News International today announced that this Sunday’s edition of the News of the World newspaper would be the last edition and that the newspaper was closing down. Ostensibly the reason is that a phone hacking scandal had a irretrievably stained the name of the newspaper but the suspicion is that there’s far more to the closure.
For non-UK residents, it’s an astonishing story that involves several alleged crimes and some disgraceful behaviour. First of all, News of the World (NOTW) is one of the biggest selling Sunday newspapers with around 40% of the market and 2.8 million readers. It’s been going for 168 years and while considered a tabloid paper, it has been instrumental in revealing other scandals involving politicians and other well-known figures.
The scandal itself is that around six years ago, a private investigator used by the newspaper is alleged to have hacked into the voice mailboxes of over 4,000 people, including royal aides, sports stars, celebrities and politicians. Even worse, it is further alleged that the mailboxes of soldiers killed in Iraq and murder victims were hacked into. In particular, the alleged deletion of messages on Milly Dowler’s phone is suggested to have given hope to her parents that she was still alive when she had been killed.
Rumours of the hacking arose when the newspaper published stories that could only have been discovered from personal messages. The private investigator and the journalist involved were sent to prison back in 2007 and at the time, a police investigation suggested that the two individuals involved acted alone. In 2009, the Guardian newspaper claimed that thousands of mailboxes had been hacked and that the practice was well known and routine. The Metropolitan Police refused to re-open the investigation. It has also now been alleged that NOTW made payments to the police in return for information. The hacking of the mobile phone’s voice mail was not sophisticated. The private investigator simply relied on the fact that most people did not bother changing the default PIN on their voice mailbox.
Over the past week, as the revelations of the alleged hacking continued, public opinion turned against NOTW. Major advertisers in the paper withdrew their contracts, unwilling to be associated with the unfolding scandal. It was perhaps inevitable that the NOTW would have to close but it seems harsh to punish the current staff for the activities of their predecessors.

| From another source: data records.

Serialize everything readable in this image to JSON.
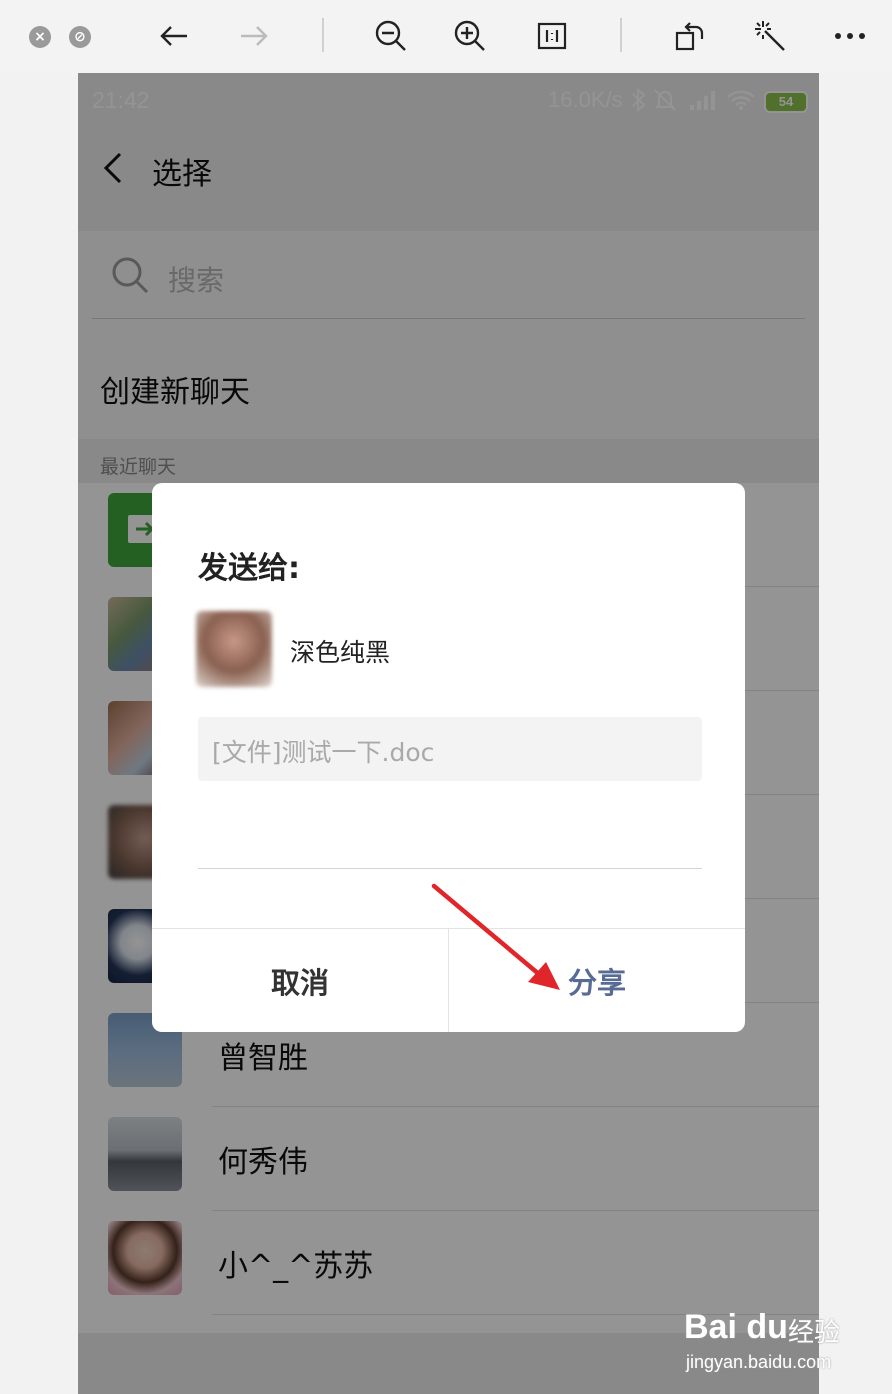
{
  "viewer": {
    "icons": [
      "close-icon",
      "stop-icon",
      "back-arrow-icon",
      "forward-arrow-icon",
      "zoom-out-icon",
      "zoom-in-icon",
      "actual-size-icon",
      "rotate-icon",
      "magic-wand-icon",
      "more-icon"
    ]
  },
  "status_bar": {
    "time": "21:42",
    "network": "16.0K/s",
    "battery": "54"
  },
  "app_bar": {
    "title": "选择"
  },
  "search": {
    "placeholder": "搜索"
  },
  "new_chat": {
    "label": "创建新聊天"
  },
  "recent": {
    "section_label": "最近聊天",
    "contacts": [
      {
        "name": "",
        "avatar": "file-transfer-icon"
      },
      {
        "name": "",
        "avatar": "group-avatar"
      },
      {
        "name": "",
        "avatar": "group-avatar"
      },
      {
        "name": "",
        "avatar": "person-avatar"
      },
      {
        "name": "",
        "avatar": "moon-avatar"
      },
      {
        "name": "曾智胜",
        "avatar": "sky-avatar"
      },
      {
        "name": "何秀伟",
        "avatar": "lake-avatar"
      },
      {
        "name": "小^_^苏苏",
        "avatar": "child-avatar"
      }
    ]
  },
  "dialog": {
    "title": "发送给:",
    "recipient": "深色纯黑",
    "file": "[文件]测试一下.doc",
    "cancel": "取消",
    "share": "分享"
  },
  "watermark": {
    "logo": "Bai du",
    "brand": "经验",
    "url": "jingyan.baidu.com"
  },
  "colors": {
    "share_text": "#576b95",
    "arrow": "#e0252b",
    "file_transfer": "#3fa63a"
  }
}
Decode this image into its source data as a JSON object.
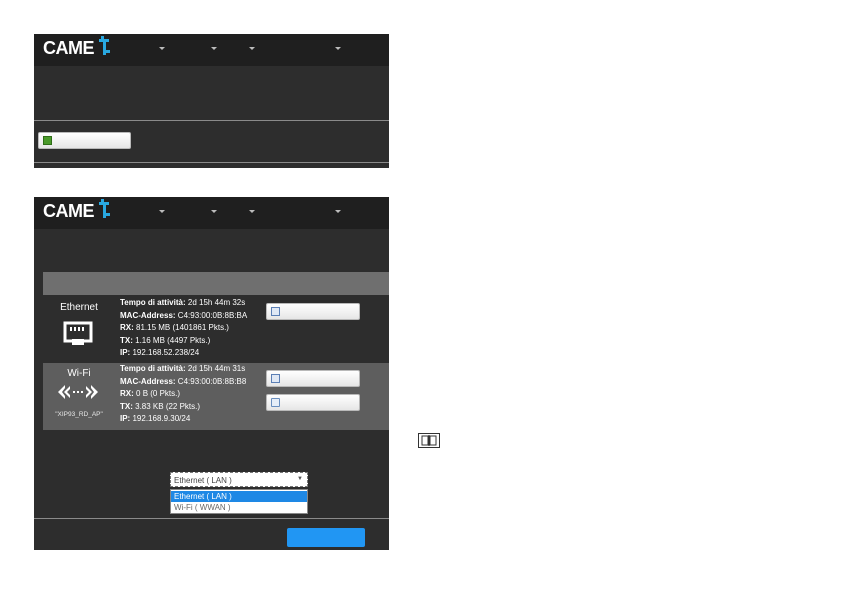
{
  "brand": {
    "logo_text": "CAME"
  },
  "panel_top": {},
  "panel_bottom": {
    "interfaces": [
      {
        "name": "Ethernet",
        "ssid": "",
        "info": [
          {
            "label": "Tempo di attività:",
            "value": "2d 15h 44m 32s"
          },
          {
            "label": "MAC-Address:",
            "value": "C4:93:00:0B:8B:BA"
          },
          {
            "label": "RX:",
            "value": "81.15 MB (1401861 Pkts.)"
          },
          {
            "label": "TX:",
            "value": "1.16 MB (4497 Pkts.)"
          },
          {
            "label": "IP:",
            "value": "192.168.52.238/24"
          }
        ]
      },
      {
        "name": "Wi-Fi",
        "ssid": "\"XIP93_RD_AP\"",
        "info": [
          {
            "label": "Tempo di attività:",
            "value": "2d 15h 44m 31s"
          },
          {
            "label": "MAC-Address:",
            "value": "C4:93:00:0B:8B:B8"
          },
          {
            "label": "RX:",
            "value": "0 B (0 Pkts.)"
          },
          {
            "label": "TX:",
            "value": "3.83 KB (22 Pkts.)"
          },
          {
            "label": "IP:",
            "value": "192.168.9.30/24"
          }
        ]
      }
    ],
    "select": {
      "value": "Ethernet ( LAN )",
      "options": [
        "Ethernet ( LAN )",
        "Wi-Fi ( WWAN )"
      ]
    }
  },
  "colors": {
    "panel_bg": "#2d2d2d",
    "topbar_bg": "#1f1f1f",
    "accent_blue": "#2196f3",
    "logo_mark": "#29a8e0"
  }
}
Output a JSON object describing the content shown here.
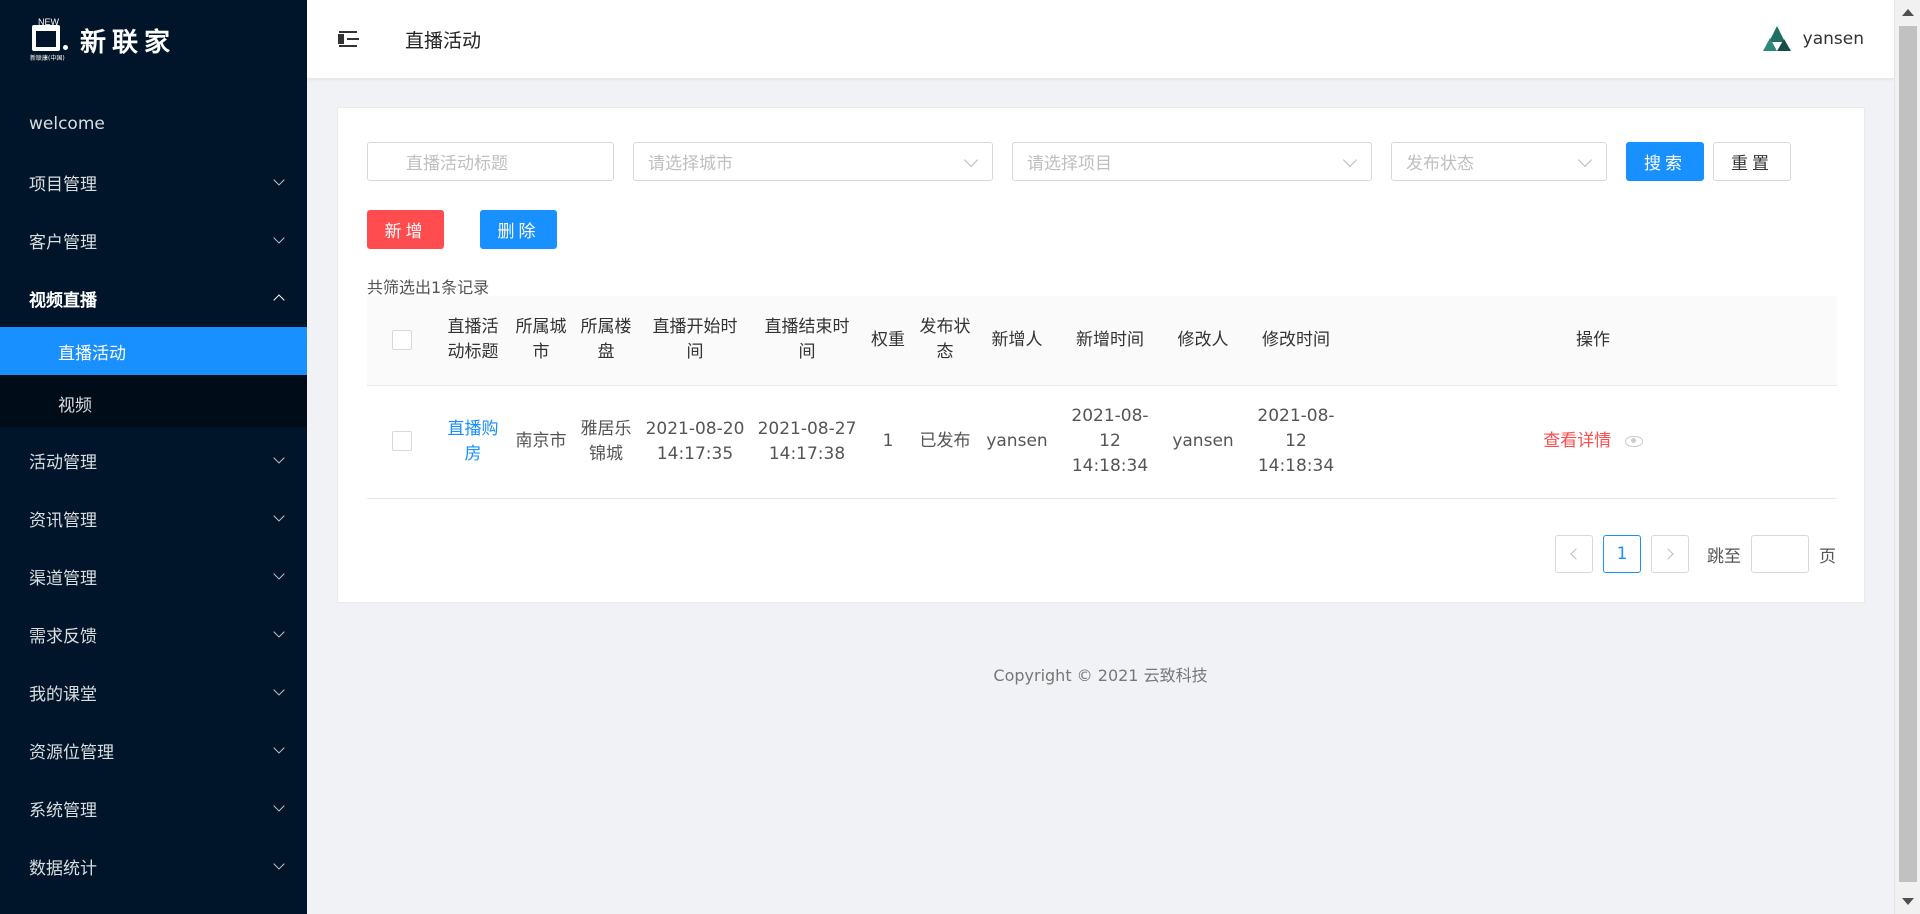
{
  "brand": {
    "name": "新联家",
    "mark_top": "NEW",
    "mark_sub": "新联康(中国)"
  },
  "sidebar": {
    "items": [
      {
        "label": "welcome",
        "has_children": false
      },
      {
        "label": "项目管理",
        "has_children": true
      },
      {
        "label": "客户管理",
        "has_children": true
      },
      {
        "label": "视频直播",
        "has_children": true,
        "open": true,
        "children": [
          {
            "label": "直播活动",
            "active": true
          },
          {
            "label": "视频",
            "active": false
          }
        ]
      },
      {
        "label": "活动管理",
        "has_children": true
      },
      {
        "label": "资讯管理",
        "has_children": true
      },
      {
        "label": "渠道管理",
        "has_children": true
      },
      {
        "label": "需求反馈",
        "has_children": true
      },
      {
        "label": "我的课堂",
        "has_children": true
      },
      {
        "label": "资源位管理",
        "has_children": true
      },
      {
        "label": "系统管理",
        "has_children": true
      },
      {
        "label": "数据统计",
        "has_children": true
      }
    ]
  },
  "header": {
    "title": "直播活动",
    "username": "yansen"
  },
  "filters": {
    "title_placeholder": "直播活动标题",
    "city_placeholder": "请选择城市",
    "project_placeholder": "请选择项目",
    "status_placeholder": "发布状态",
    "search_label": "搜索",
    "reset_label": "重置"
  },
  "actions": {
    "add_label": "新增",
    "delete_label": "删除"
  },
  "summary": "共筛选出1条记录",
  "table": {
    "columns": [
      "直播活动标题",
      "所属城市",
      "所属楼盘",
      "直播开始时间",
      "直播结束时间",
      "权重",
      "发布状态",
      "新增人",
      "新增时间",
      "修改人",
      "修改时间",
      "操作"
    ],
    "rows": [
      {
        "title": "直播购房",
        "city": "南京市",
        "estate": "雅居乐锦城",
        "start": "2021-08-20 14:17:35",
        "end": "2021-08-27 14:17:38",
        "weight": "1",
        "status": "已发布",
        "creator": "yansen",
        "created": "2021-08-12 14:18:34",
        "modifier": "yansen",
        "modified": "2021-08-12 14:18:34",
        "op": "查看详情"
      }
    ]
  },
  "pagination": {
    "current": "1",
    "jump_label": "跳至",
    "page_label": "页"
  },
  "footer": "Copyright © 2021 云致科技",
  "colors": {
    "sidebar": "#001529",
    "primary": "#1890ff",
    "danger": "#ff4d4f"
  }
}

The intrigue continues as the parent company, News International, is keen to buy out the remaining shares in BSkyB. However, this had raised concerns that one single company would own too much of the UK media – News International owns the The Times too. The suggestion has been made that by closing one newspaper, NOTW, this will reassure the regulatory authorities but there are also now questions about whether News International is fit and proper to take over BSkyB. It is rumoured that News International will launch a Sunday edition of a sister newspaper The Sun. The domains “TheSunOnSunday.co.uk” and “TheSunOnSunday.com” were registered two days ago, though it’s not clear by who registered them
It’s an amazing scandal and totally despicable – some of the stuff you couldn’t make up. If there’s one thing to be learnt from the scandal, it’s make sure you change the default PIN on your mobile phone’s voice mailbox.